WORK REQUIRED → Which lines of the entries contain the word "Projects"? Please list them.

Stored items from a collection:
┏━━

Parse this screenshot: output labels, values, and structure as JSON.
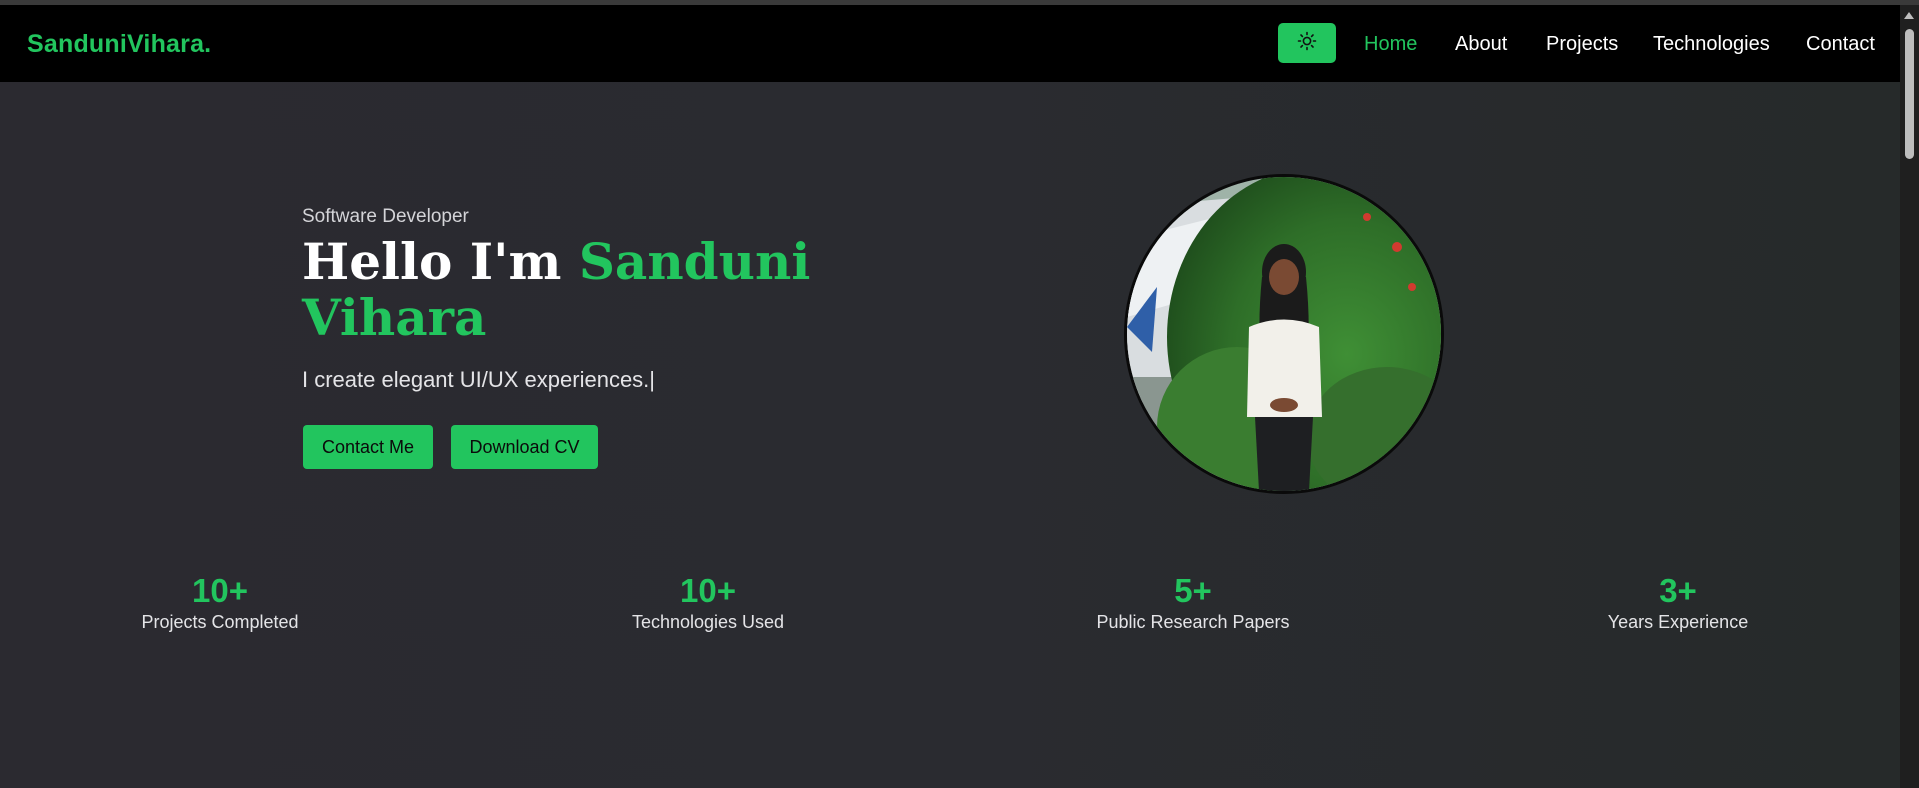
{
  "nav": {
    "brand": "SanduniVihara.",
    "theme_toggle_icon": "sun-icon",
    "items": [
      {
        "label": "Home",
        "active": true
      },
      {
        "label": "About",
        "active": false
      },
      {
        "label": "Projects",
        "active": false
      },
      {
        "label": "Technologies",
        "active": false
      },
      {
        "label": "Contact",
        "active": false
      }
    ]
  },
  "hero": {
    "role": "Software Developer",
    "greeting": "Hello I'm",
    "name": "Sanduni Vihara",
    "tagline": "I create elegant UI/UX experiences.|",
    "buttons": {
      "contact": "Contact Me",
      "download": "Download CV"
    }
  },
  "stats": [
    {
      "value": "10+",
      "label": "Projects Completed"
    },
    {
      "value": "10+",
      "label": "Technologies Used"
    },
    {
      "value": "5+",
      "label": "Public Research Papers"
    },
    {
      "value": "3+",
      "label": "Years Experience"
    }
  ],
  "colors": {
    "accent": "#22c55e",
    "nav_background": "#000000",
    "page_background": "#2a2a2f"
  }
}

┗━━

FINAL ANSWER →
        "label": "Projects",
      "label": "Projects Completed"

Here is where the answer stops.